Data records for software interfaces
────────────────────────────────────────
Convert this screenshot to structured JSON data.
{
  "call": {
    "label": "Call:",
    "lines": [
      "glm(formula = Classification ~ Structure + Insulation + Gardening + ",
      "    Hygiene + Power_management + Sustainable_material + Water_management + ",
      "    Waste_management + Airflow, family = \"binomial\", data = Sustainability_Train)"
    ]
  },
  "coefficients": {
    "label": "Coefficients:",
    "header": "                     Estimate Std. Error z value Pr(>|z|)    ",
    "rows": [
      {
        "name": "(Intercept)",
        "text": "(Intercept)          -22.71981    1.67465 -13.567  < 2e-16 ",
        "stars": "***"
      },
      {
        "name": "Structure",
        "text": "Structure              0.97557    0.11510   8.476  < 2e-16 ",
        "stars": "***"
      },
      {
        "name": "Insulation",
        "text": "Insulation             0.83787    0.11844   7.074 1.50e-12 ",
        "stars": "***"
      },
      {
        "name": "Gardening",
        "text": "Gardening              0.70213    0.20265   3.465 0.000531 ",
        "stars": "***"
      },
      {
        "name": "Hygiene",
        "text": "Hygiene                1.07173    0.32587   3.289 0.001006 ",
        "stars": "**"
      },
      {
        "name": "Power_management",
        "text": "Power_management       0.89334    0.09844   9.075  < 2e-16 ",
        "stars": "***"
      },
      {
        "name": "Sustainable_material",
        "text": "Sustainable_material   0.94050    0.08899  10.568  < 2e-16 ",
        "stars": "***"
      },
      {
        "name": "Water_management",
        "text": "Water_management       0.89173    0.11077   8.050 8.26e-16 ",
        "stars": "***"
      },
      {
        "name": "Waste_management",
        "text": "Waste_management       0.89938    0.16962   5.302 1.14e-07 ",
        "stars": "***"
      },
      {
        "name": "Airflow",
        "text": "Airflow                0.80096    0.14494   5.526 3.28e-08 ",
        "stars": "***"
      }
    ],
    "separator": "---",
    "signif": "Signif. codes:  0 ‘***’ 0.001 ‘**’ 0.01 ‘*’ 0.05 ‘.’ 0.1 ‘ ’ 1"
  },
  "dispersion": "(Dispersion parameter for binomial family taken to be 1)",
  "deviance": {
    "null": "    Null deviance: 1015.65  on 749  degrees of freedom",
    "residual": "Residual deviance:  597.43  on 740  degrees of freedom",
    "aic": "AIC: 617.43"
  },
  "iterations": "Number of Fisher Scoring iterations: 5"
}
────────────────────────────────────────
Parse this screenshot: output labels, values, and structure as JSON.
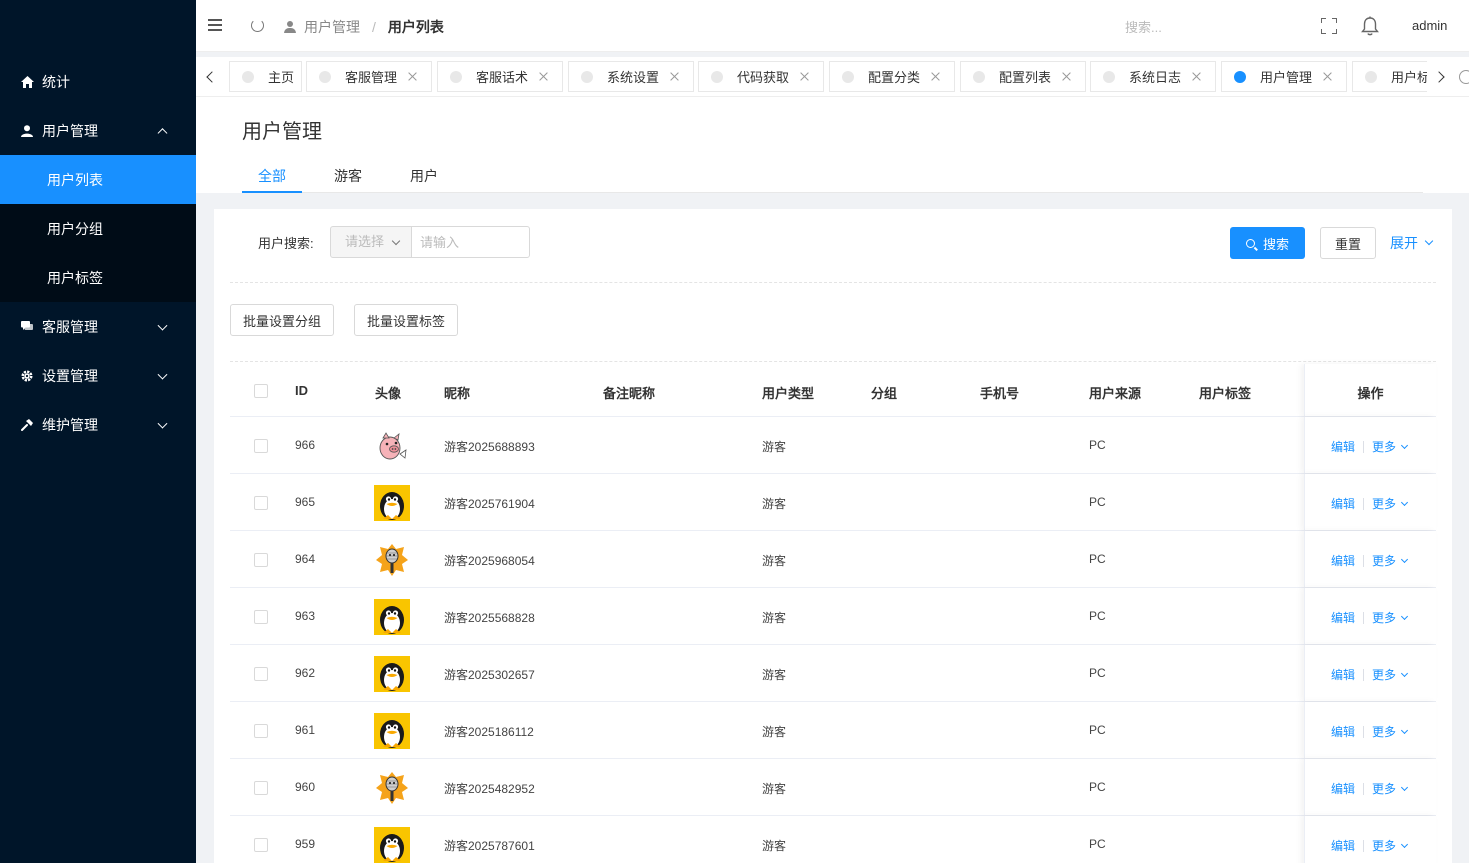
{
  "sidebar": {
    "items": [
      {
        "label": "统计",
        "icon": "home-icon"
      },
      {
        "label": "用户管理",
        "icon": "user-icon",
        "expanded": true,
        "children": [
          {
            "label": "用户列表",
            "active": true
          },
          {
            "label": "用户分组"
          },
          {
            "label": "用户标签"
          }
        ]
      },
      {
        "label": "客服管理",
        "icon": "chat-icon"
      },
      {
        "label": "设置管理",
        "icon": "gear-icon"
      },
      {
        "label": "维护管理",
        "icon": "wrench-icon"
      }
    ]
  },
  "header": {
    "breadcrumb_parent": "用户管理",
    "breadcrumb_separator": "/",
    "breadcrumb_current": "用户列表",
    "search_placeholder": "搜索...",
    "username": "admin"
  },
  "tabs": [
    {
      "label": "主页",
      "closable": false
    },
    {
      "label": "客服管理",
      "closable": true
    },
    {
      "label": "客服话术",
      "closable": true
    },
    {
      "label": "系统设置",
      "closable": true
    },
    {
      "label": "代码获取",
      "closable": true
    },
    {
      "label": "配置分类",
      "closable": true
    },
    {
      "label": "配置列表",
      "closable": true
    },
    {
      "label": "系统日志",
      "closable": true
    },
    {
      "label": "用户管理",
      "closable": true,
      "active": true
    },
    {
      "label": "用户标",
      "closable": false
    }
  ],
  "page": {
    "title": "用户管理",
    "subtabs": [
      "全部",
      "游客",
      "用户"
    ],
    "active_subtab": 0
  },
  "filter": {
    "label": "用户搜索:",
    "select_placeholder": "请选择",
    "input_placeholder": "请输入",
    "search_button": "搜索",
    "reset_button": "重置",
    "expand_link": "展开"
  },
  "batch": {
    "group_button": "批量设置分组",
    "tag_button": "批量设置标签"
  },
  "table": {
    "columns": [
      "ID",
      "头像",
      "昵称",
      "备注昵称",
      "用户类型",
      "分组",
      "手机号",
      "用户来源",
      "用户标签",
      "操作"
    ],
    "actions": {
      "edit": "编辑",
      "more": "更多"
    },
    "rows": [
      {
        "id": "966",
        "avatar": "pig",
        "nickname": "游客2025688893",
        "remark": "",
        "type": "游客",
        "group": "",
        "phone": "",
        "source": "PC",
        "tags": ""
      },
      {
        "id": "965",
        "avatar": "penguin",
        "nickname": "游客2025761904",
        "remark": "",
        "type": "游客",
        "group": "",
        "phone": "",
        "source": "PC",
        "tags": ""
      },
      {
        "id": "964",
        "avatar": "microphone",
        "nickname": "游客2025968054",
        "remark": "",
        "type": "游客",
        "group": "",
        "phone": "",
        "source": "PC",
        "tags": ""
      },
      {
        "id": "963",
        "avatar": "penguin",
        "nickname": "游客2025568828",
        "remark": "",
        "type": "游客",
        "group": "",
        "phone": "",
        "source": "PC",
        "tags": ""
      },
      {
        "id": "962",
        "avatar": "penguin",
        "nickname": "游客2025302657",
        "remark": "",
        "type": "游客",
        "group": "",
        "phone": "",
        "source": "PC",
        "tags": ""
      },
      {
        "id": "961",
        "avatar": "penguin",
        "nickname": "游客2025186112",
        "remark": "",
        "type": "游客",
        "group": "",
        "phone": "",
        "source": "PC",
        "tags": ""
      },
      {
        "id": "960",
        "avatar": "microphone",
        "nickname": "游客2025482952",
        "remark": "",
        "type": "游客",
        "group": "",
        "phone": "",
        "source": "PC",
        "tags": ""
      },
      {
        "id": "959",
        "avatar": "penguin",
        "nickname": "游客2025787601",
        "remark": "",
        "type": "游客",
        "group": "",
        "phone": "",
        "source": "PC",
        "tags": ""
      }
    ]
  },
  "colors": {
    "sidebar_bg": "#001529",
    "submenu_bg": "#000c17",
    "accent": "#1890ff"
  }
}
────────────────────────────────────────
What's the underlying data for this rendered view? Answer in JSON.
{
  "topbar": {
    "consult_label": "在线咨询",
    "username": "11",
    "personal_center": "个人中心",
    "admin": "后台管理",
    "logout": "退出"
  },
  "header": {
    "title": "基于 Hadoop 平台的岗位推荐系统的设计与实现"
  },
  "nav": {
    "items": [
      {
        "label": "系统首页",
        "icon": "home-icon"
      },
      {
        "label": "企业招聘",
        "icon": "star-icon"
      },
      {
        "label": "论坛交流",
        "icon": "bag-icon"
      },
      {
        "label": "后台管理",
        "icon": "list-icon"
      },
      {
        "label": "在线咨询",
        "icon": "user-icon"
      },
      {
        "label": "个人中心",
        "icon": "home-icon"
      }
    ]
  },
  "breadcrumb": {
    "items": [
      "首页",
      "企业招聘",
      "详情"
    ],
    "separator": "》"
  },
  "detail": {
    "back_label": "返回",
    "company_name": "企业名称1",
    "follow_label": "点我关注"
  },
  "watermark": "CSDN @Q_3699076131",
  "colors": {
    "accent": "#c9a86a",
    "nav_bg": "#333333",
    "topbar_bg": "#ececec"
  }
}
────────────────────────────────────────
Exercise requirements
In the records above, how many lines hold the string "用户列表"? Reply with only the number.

Reply to the exercise
2